- [Problem details] All of the data below should be set down again verbatim, without any images.

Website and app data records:

________________

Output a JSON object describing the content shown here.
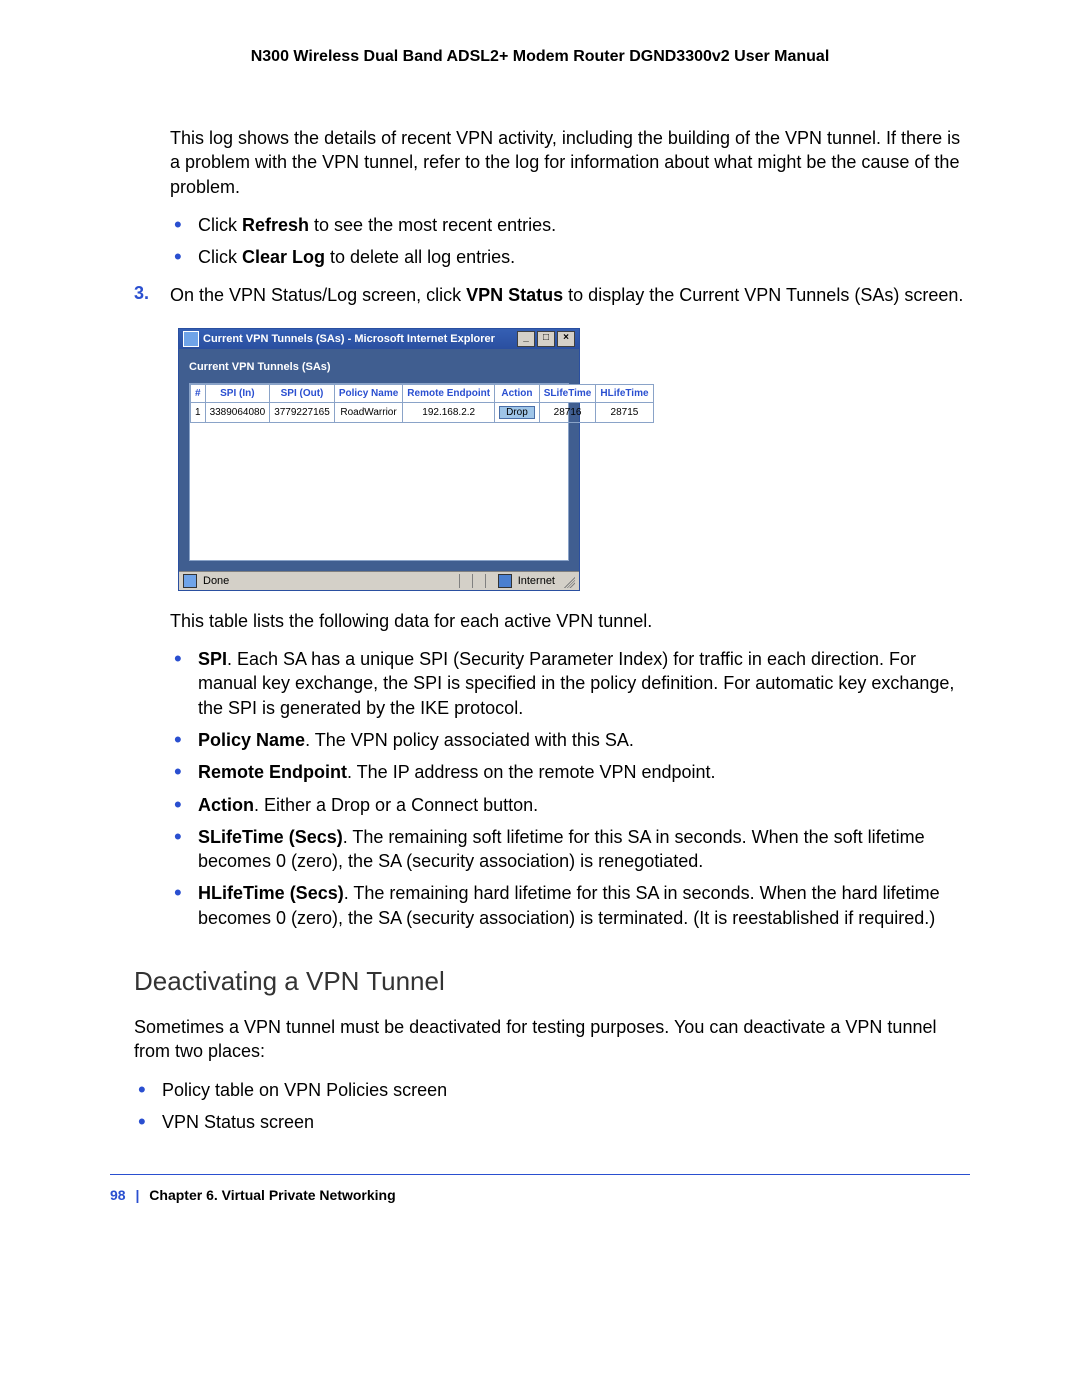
{
  "header": "N300 Wireless Dual Band ADSL2+ Modem Router DGND3300v2 User Manual",
  "intro": "This log shows the details of recent VPN activity, including the building of the VPN tunnel. If there is a problem with the VPN tunnel, refer to the log for information about what might be the cause of the problem.",
  "bullets1_pre1": "Click ",
  "bullets1_b1": "Refresh",
  "bullets1_post1": " to see the most recent entries.",
  "bullets1_pre2": "Click ",
  "bullets1_b2": "Clear Log",
  "bullets1_post2": " to delete all log entries.",
  "step3_num": "3.",
  "step3_pre": "On the VPN Status/Log screen, click ",
  "step3_b": "VPN Status",
  "step3_post": " to display the Current VPN Tunnels (SAs) screen.",
  "ie": {
    "title": "Current VPN Tunnels (SAs) - Microsoft Internet Explorer",
    "heading": "Current VPN Tunnels (SAs)",
    "cols": {
      "c0": "#",
      "c1": "SPI (In)",
      "c2": "SPI (Out)",
      "c3": "Policy Name",
      "c4": "Remote Endpoint",
      "c5": "Action",
      "c6": "SLifeTime",
      "c7": "HLifeTime"
    },
    "row": {
      "c0": "1",
      "c1": "3389064080",
      "c2": "3779227165",
      "c3": "RoadWarrior",
      "c4": "192.168.2.2",
      "c5": "Drop",
      "c6": "28716",
      "c7": "28715"
    },
    "status_done": "Done",
    "status_zone": "Internet"
  },
  "after_table": "This table lists the following data for each active VPN tunnel.",
  "defs": {
    "spi_b": "SPI",
    "spi": ". Each SA has a unique SPI (Security Parameter Index) for traffic in each direction. For manual key exchange, the SPI is specified in the policy definition. For automatic key exchange, the SPI is generated by the IKE protocol.",
    "pol_b": "Policy Name",
    "pol": ". The VPN policy associated with this SA.",
    "rem_b": "Remote Endpoint",
    "rem": ". The IP address on the remote VPN endpoint.",
    "act_b": "Action",
    "act": ". Either a Drop or a Connect button.",
    "sl_b": "SLifeTime (Secs)",
    "sl": ". The remaining soft lifetime for this SA in seconds. When the soft lifetime becomes 0 (zero), the SA (security association) is renegotiated.",
    "hl_b": "HLifeTime (Secs)",
    "hl": ". The remaining hard lifetime for this SA in seconds. When the hard lifetime becomes 0 (zero), the SA (security association) is terminated. (It is reestablished if required.)"
  },
  "section_title": "Deactivating a VPN Tunnel",
  "section_para": "Sometimes a VPN tunnel must be deactivated for testing purposes. You can deactivate a VPN tunnel from two places:",
  "places": {
    "p1": "Policy table on VPN Policies screen",
    "p2": "VPN Status screen"
  },
  "footer": {
    "page": "98",
    "sep": "|",
    "chapter": "Chapter 6.  Virtual Private Networking"
  }
}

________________

- [Output of the task]
Output a JSON object describing the content shown here.
{
  "header": "N300 Wireless Dual Band ADSL2+ Modem Router DGND3300v2 User Manual",
  "intro": "This log shows the details of recent VPN activity, including the building of the VPN tunnel. If there is a problem with the VPN tunnel, refer to the log for information about what might be the cause of the problem.",
  "bullets1_pre1": "Click ",
  "bullets1_b1": "Refresh",
  "bullets1_post1": " to see the most recent entries.",
  "bullets1_pre2": "Click ",
  "bullets1_b2": "Clear Log",
  "bullets1_post2": " to delete all log entries.",
  "step3_num": "3.",
  "step3_pre": "On the VPN Status/Log screen, click ",
  "step3_b": "VPN Status",
  "step3_post": " to display the Current VPN Tunnels (SAs) screen.",
  "ie": {
    "title": "Current VPN Tunnels (SAs) - Microsoft Internet Explorer",
    "heading": "Current VPN Tunnels (SAs)",
    "cols": {
      "c0": "#",
      "c1": "SPI (In)",
      "c2": "SPI (Out)",
      "c3": "Policy Name",
      "c4": "Remote Endpoint",
      "c5": "Action",
      "c6": "SLifeTime",
      "c7": "HLifeTime"
    },
    "row": {
      "c0": "1",
      "c1": "3389064080",
      "c2": "3779227165",
      "c3": "RoadWarrior",
      "c4": "192.168.2.2",
      "c5": "Drop",
      "c6": "28716",
      "c7": "28715"
    },
    "status_done": "Done",
    "status_zone": "Internet"
  },
  "after_table": "This table lists the following data for each active VPN tunnel.",
  "defs": {
    "spi_b": "SPI",
    "spi": ". Each SA has a unique SPI (Security Parameter Index) for traffic in each direction. For manual key exchange, the SPI is specified in the policy definition. For automatic key exchange, the SPI is generated by the IKE protocol.",
    "pol_b": "Policy Name",
    "pol": ". The VPN policy associated with this SA.",
    "rem_b": "Remote Endpoint",
    "rem": ". The IP address on the remote VPN endpoint.",
    "act_b": "Action",
    "act": ". Either a Drop or a Connect button.",
    "sl_b": "SLifeTime (Secs)",
    "sl": ". The remaining soft lifetime for this SA in seconds. When the soft lifetime becomes 0 (zero), the SA (security association) is renegotiated.",
    "hl_b": "HLifeTime (Secs)",
    "hl": ". The remaining hard lifetime for this SA in seconds. When the hard lifetime becomes 0 (zero), the SA (security association) is terminated. (It is reestablished if required.)"
  },
  "section_title": "Deactivating a VPN Tunnel",
  "section_para": "Sometimes a VPN tunnel must be deactivated for testing purposes. You can deactivate a VPN tunnel from two places:",
  "places": {
    "p1": "Policy table on VPN Policies screen",
    "p2": "VPN Status screen"
  },
  "footer": {
    "page": "98",
    "sep": "|",
    "chapter": "Chapter 6.  Virtual Private Networking"
  }
}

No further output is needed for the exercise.